    Nedostup
  • Rethinking the Civil Rights Movement

    This graduate course encourages a rethinking of the complex components, arguments and activities that have characterized what we have come to know as the Civil Rights Movement, concentrating primarily on African American agency, actions and politics, through careful reading of recent scholarship in the field. While knowledge of U.S. history is preferred, this course asks larger thematic questions about protest movements (the role of the state, relationships with and between oppressed groups and organizations, and periodization), that will interest non-Americanists also. Some of the topics covered include: gender, organizing and strategies, the local, global ramifications and interactions, organizational structures and politics, and the recent concept of the Long Civil Rights Movement. M
    HIST 2970C S01
    Primary Instructor
    Hamlin
  • Borderlands: Violence and Coexistence

    Readings of theoretical and empirical studies in interstate and inter-ethnic relations in borderland regions throughout the world, with an emphasis on the modern period in East-Central. Open to graduate students only.
    HIST 2971L S01
    Primary Instructor
    Bartov
  • The Future of the European Past: History and Globalization

    A combined history/historiography seminar about the globalization of European history and the status and future of European historiography in the 21st century. This will include a practical/professional consideration of the status and future directions of European history in the the curriculum and structure of departments. Globalization is understood as a close analogue to provincialization in Dipesh Cahkrabarty's usage and thus also to figure in the legacy of such historical and theoretical phenomena as colonialism, post-colonialism, and imperialism.
    HIST 2981G S01
    Primary Instructor
    Steinberg
  • Thesis Preparation

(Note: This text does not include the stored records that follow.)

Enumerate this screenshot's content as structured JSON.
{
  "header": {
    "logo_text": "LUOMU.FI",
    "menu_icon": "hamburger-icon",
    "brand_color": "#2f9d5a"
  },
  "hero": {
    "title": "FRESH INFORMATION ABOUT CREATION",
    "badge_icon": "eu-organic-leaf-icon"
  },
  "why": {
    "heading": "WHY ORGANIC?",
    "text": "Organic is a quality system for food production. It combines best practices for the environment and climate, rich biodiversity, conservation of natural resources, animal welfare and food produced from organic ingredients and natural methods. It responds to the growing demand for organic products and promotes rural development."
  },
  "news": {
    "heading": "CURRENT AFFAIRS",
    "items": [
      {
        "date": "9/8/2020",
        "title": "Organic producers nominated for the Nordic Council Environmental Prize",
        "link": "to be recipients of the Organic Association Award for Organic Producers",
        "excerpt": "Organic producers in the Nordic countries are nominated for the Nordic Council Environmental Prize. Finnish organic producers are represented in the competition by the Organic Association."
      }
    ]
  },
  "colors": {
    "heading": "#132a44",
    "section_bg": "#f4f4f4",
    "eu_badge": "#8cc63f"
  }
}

    For graduate students who have met the tuition requirement and are paying the registration fee to continue active enrollment while preparing a thesis.
    HIST 2990 S01
    Schedule Code
    E: Grad Enrollment Fee/Dist Prep